Certain items should not be included on resume and could negatively impact your chances of securing a position. Items not to include are:
References are people who can attest to your qualifications as an employee as well as your character and personality traits as a person. References give an opportunity for employers to learn more about you as a person by what the reference does and does not say. People who serve as references are often very open with the information they share.
This is the best part – you get to pick your references. You need to find three to five people who will speak positive of you. It is very important that you ask people if they are willing to serve as a reference so that they have time to think and prepare what they will say. To help them best prepare, provide them with a copy of your resume, tell them where you are applying and let them know what kind of jobs you’re interested in.
You should have two sets of references, personal and professional. Each set should include three to five people. Family members should not be used as references.
Good personal references are long-time friends, coaches, team members, peer volunteers and members of organizations you are affiliated with. These people should know you well enough to provide good insight into your personality and overall character.
Good professional references are instructors, past and present employers/supervisors, select co-workers and internship supervisors. These people should be able to speak on your technical ability to perform the job duties, how quickly you learn new tasks, your attention to detail and the likelihood if they would hire you again if they had the chance.
References are listed on their own page – one page for professional references and one for personal references. It is customary to send references with your application packet, and you must send them whenever requested in a job posting.
Letters of recommendation are wonderful and should be kept as part of your portfolio. Copies of the letters can also be forwarded with your application material. However, they cannot stand alone. Even if you provide written recommendations you will still need to provide a list of references that a potential employer can contact on their own.
Career portfolios will allow you to present tangible items that display your capabilities and qualifications to employers. Building a career portfolio is a process; one that allows you to evaluate your personal and professional experiences as well as your future professional goals, discover your strengths and weaknesses, and gain confidence to be more prepared for interviews. All of which will ultimately land you a job!
A working portfolio is a collection of all of your work that you continue to add to and update over time. The following items are suggested for your working portfolio:
To create your working portfolio, start by gathering all possible items that demonstrate your abilities, achievements, assets, creativity, personality, and such. Organize these items in a logical order and make it easily accessible so that you can quickly pull documents from it when job opportunities arise.
An interview portfolio is a three ring binder with tabbed pages encompassing only the items pertinent to the job you are applying for. Just as resumes should be tailored to each position you apply for, so too should your portfolio. Customizing your portfolio will show a potential employer that you understand and possess the qualities needed to get the job done. Include three to four samples in each skill area you select to promote in your portfolio.
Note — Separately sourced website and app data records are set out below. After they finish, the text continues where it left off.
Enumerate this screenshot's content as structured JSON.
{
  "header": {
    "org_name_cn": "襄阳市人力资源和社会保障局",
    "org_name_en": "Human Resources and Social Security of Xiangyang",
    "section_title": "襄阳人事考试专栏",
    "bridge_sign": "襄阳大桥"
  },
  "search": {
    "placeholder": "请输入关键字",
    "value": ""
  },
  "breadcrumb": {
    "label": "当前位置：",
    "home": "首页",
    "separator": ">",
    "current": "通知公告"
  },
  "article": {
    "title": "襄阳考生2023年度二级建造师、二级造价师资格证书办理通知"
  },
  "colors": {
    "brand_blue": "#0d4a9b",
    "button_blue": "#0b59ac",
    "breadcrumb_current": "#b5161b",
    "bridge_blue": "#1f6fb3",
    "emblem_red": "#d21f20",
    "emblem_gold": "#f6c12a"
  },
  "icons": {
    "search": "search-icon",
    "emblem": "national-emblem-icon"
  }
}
Using your interview portfolio in an interview will present a visual picture of your qualifications and will help an employer remember who you are. The following items are suggested for your interview portfolio:
If items from your working portfolio become relevant to an interview, you will pull them from your working portfolio and place them into your interview portfolio.